About this exercise >> Go through the material below and copy all lines with "true".

☆ ☆ ☆

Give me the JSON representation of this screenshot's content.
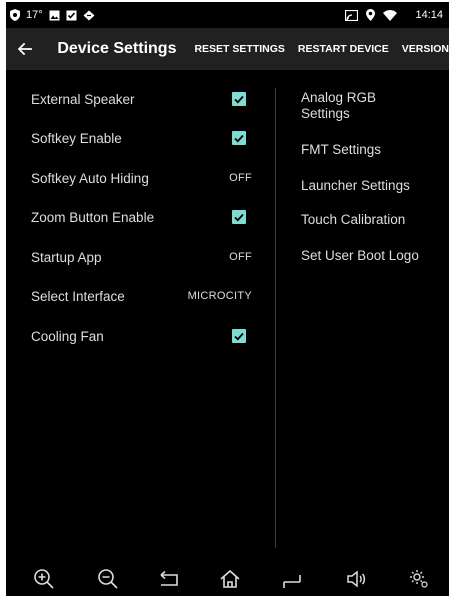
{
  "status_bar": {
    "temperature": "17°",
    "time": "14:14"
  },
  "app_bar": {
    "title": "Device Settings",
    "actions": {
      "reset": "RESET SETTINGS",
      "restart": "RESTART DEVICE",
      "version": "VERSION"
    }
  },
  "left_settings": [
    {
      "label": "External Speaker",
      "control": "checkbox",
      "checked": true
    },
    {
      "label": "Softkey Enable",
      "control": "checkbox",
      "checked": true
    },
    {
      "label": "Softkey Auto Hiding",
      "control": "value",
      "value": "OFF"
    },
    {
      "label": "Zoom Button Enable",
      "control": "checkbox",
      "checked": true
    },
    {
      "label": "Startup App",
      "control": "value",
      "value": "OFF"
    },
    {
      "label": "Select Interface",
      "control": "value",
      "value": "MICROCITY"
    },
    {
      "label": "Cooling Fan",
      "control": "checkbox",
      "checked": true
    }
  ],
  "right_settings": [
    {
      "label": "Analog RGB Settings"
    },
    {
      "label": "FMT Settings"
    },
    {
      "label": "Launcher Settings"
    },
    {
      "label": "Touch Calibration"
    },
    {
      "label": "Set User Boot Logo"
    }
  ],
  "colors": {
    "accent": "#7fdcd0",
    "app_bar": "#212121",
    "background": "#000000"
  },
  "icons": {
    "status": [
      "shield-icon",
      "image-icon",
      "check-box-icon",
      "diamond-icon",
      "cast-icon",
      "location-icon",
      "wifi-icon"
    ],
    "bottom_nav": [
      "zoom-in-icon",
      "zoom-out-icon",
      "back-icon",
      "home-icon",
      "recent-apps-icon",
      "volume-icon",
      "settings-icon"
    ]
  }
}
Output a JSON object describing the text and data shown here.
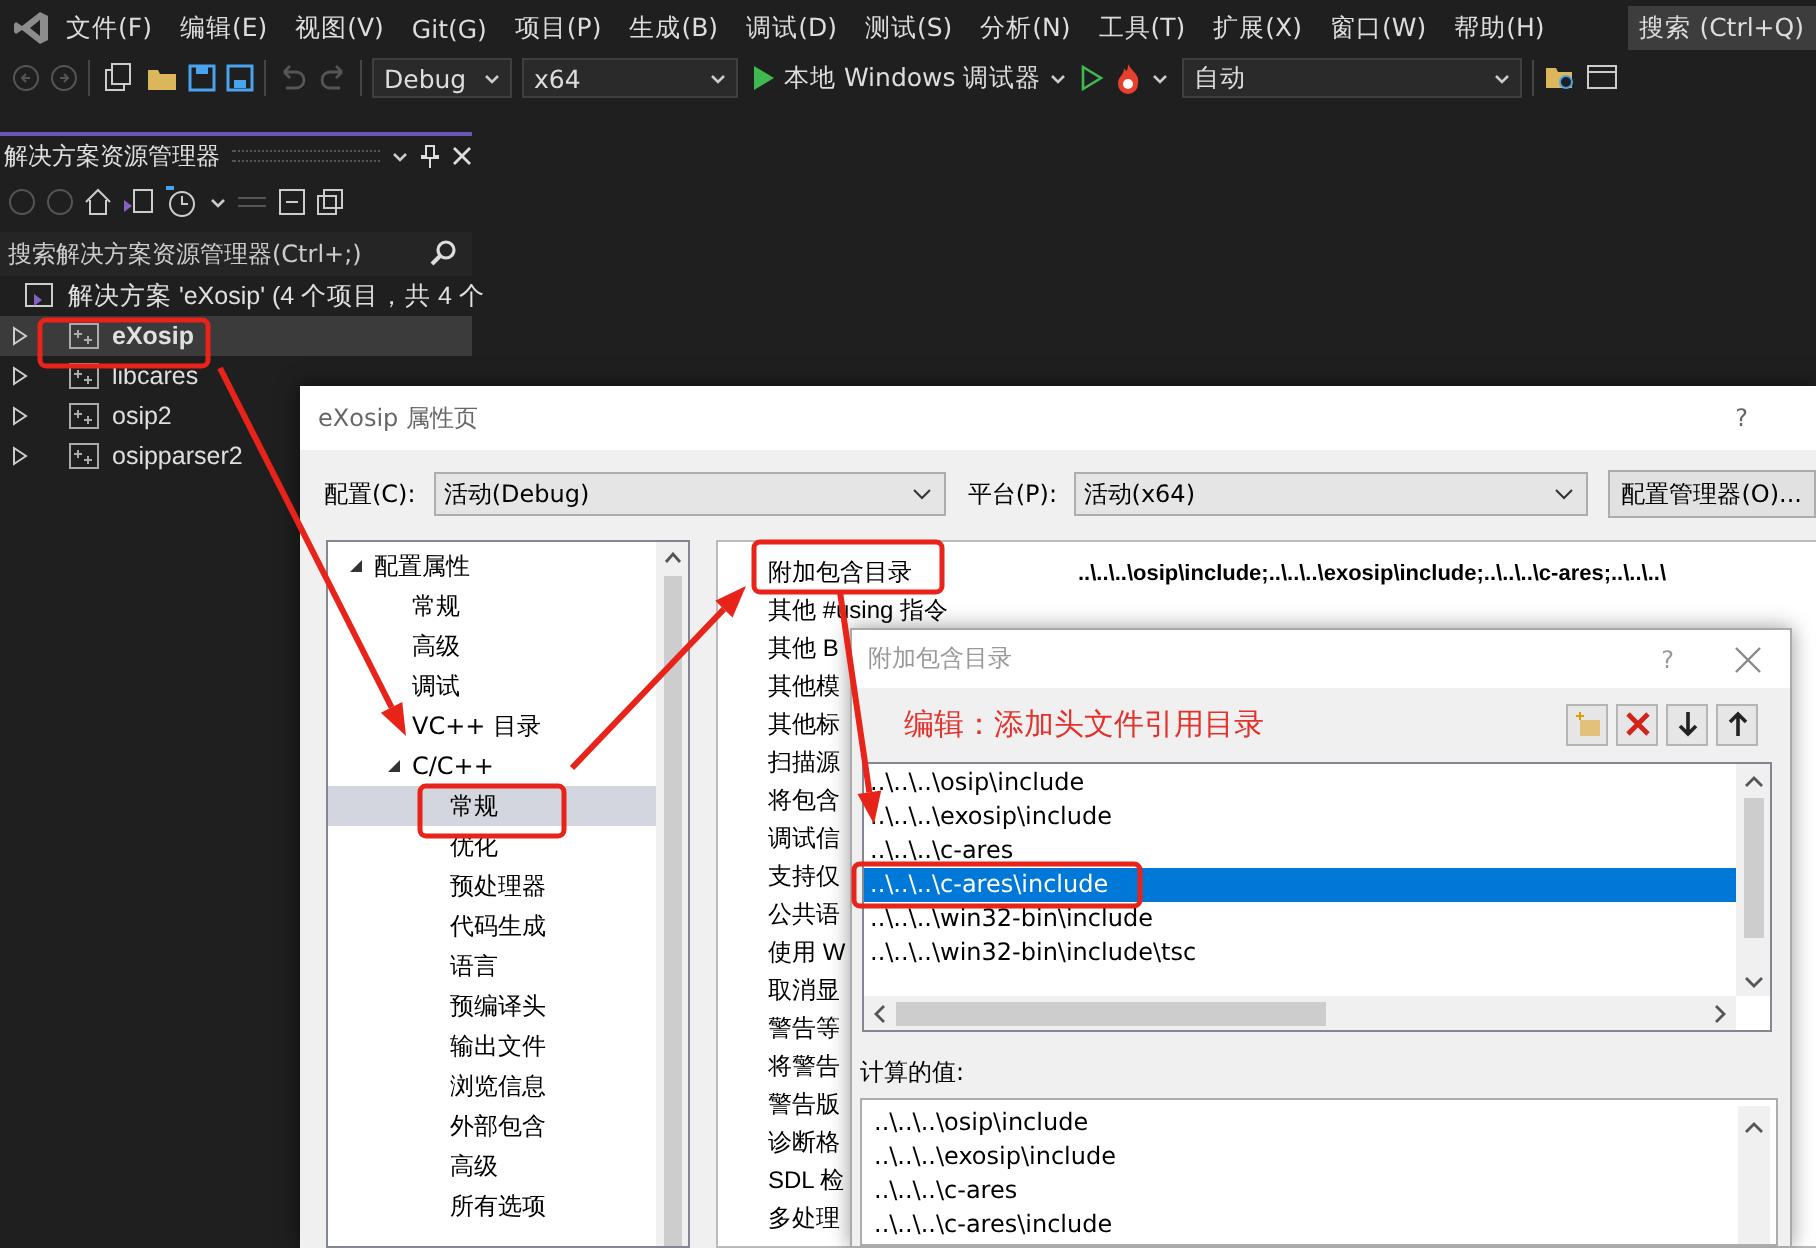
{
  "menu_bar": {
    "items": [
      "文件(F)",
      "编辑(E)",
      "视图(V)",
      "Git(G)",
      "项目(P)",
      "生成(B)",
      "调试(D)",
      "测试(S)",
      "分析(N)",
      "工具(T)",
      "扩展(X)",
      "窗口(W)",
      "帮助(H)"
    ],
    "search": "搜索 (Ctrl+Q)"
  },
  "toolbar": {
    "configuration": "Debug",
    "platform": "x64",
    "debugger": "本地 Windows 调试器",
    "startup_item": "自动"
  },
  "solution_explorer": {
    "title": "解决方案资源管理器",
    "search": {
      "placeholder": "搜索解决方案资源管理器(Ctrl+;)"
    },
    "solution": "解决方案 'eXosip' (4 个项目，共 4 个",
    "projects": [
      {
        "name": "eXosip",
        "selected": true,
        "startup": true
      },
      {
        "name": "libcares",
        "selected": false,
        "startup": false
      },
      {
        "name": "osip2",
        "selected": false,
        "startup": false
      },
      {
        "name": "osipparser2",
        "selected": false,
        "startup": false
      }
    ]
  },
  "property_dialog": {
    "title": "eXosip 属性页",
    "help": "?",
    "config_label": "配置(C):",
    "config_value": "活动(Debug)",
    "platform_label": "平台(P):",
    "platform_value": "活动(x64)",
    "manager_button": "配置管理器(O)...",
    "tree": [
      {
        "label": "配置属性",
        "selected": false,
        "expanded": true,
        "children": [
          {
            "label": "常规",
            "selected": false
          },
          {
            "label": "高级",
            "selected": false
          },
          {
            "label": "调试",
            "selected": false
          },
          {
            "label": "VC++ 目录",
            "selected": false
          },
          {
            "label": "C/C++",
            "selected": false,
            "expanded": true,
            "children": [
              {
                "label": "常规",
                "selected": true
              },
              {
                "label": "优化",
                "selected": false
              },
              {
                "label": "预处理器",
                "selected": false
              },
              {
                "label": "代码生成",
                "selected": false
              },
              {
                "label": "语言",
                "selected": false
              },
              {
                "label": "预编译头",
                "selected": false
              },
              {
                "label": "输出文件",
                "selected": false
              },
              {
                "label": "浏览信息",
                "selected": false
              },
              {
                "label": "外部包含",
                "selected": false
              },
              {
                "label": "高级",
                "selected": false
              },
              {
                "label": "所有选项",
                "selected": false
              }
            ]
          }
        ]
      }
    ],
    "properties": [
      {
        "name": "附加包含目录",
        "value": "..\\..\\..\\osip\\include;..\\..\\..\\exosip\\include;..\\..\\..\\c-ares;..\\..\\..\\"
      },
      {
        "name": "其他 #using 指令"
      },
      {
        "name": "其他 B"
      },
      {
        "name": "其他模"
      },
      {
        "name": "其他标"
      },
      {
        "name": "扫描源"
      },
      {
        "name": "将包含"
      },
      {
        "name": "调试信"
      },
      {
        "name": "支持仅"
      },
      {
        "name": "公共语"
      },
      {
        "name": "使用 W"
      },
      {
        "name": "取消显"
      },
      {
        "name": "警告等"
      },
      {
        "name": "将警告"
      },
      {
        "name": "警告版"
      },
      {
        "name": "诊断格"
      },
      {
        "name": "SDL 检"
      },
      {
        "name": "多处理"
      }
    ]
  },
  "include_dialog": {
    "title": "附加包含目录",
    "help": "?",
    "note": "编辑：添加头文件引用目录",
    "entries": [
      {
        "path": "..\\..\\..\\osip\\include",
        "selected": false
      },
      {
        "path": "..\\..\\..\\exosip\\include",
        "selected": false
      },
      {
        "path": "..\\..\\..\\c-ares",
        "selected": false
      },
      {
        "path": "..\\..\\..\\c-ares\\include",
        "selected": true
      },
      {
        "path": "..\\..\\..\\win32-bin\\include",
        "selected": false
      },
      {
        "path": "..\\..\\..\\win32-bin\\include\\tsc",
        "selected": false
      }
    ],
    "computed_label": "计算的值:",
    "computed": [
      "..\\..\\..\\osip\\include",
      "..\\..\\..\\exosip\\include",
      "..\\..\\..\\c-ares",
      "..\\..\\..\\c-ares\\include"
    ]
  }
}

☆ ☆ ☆

Result of the exercise >>
      "checked": true
      "checked": true
      "checked": true
      "checked": true
        "selected": true,
        "startup": true
        "expanded": true,
            "expanded": true,
                "selected": true
        "selected": true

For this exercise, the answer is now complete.